● **Task directions**
Return only those lines of the records below in which "number" appears.

● **Material for this task**
↓
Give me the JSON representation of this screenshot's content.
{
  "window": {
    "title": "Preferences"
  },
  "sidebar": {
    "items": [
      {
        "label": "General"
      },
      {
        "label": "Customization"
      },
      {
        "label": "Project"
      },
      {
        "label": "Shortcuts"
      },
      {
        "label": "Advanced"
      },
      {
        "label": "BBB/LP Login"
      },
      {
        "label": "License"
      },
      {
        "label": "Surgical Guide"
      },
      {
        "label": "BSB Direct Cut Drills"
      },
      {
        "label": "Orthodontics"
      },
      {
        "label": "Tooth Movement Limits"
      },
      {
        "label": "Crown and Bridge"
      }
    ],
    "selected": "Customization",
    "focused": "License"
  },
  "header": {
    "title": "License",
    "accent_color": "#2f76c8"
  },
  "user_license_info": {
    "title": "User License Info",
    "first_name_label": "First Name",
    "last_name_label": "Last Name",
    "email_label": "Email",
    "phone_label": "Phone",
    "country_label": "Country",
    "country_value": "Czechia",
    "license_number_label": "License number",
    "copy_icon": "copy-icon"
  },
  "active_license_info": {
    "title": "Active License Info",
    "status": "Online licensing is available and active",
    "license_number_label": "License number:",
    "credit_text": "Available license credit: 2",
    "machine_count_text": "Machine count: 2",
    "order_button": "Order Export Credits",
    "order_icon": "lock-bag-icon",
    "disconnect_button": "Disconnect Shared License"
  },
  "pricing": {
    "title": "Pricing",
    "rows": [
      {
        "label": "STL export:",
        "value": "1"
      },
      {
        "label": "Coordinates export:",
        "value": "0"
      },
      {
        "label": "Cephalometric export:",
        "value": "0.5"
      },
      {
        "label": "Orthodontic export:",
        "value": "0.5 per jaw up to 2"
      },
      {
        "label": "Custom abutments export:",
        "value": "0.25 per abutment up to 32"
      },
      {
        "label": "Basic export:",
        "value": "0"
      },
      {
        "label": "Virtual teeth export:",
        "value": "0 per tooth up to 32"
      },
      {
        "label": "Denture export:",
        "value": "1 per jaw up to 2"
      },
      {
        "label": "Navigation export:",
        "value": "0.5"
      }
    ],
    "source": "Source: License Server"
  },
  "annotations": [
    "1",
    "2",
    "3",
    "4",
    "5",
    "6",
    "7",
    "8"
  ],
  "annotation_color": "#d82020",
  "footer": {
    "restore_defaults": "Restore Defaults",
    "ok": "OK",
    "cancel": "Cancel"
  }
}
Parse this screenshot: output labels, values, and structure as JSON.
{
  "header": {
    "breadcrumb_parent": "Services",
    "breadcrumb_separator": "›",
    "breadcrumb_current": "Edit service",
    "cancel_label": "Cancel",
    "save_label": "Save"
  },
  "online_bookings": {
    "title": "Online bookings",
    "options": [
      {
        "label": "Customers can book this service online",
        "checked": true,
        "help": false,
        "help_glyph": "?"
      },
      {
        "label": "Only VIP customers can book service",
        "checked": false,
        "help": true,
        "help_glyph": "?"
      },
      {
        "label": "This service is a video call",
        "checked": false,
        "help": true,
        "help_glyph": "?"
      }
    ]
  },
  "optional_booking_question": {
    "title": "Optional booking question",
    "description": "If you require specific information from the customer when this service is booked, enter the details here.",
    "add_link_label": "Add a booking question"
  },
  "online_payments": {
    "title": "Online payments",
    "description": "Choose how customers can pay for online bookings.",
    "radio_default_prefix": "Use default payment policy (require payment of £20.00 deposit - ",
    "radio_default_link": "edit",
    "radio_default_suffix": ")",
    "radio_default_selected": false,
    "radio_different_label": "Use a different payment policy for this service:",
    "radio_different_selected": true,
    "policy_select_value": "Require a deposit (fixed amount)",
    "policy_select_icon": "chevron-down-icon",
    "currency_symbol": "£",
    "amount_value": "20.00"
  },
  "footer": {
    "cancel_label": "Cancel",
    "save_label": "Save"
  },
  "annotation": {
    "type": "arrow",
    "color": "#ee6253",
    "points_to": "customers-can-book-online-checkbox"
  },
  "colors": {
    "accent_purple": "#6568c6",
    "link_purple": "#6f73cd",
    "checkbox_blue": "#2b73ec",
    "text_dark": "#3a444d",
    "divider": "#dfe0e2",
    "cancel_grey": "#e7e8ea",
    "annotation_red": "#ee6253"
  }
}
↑
● **Solved problem**
    "license_number_label": "License number",
    "license_number_label": "License number:",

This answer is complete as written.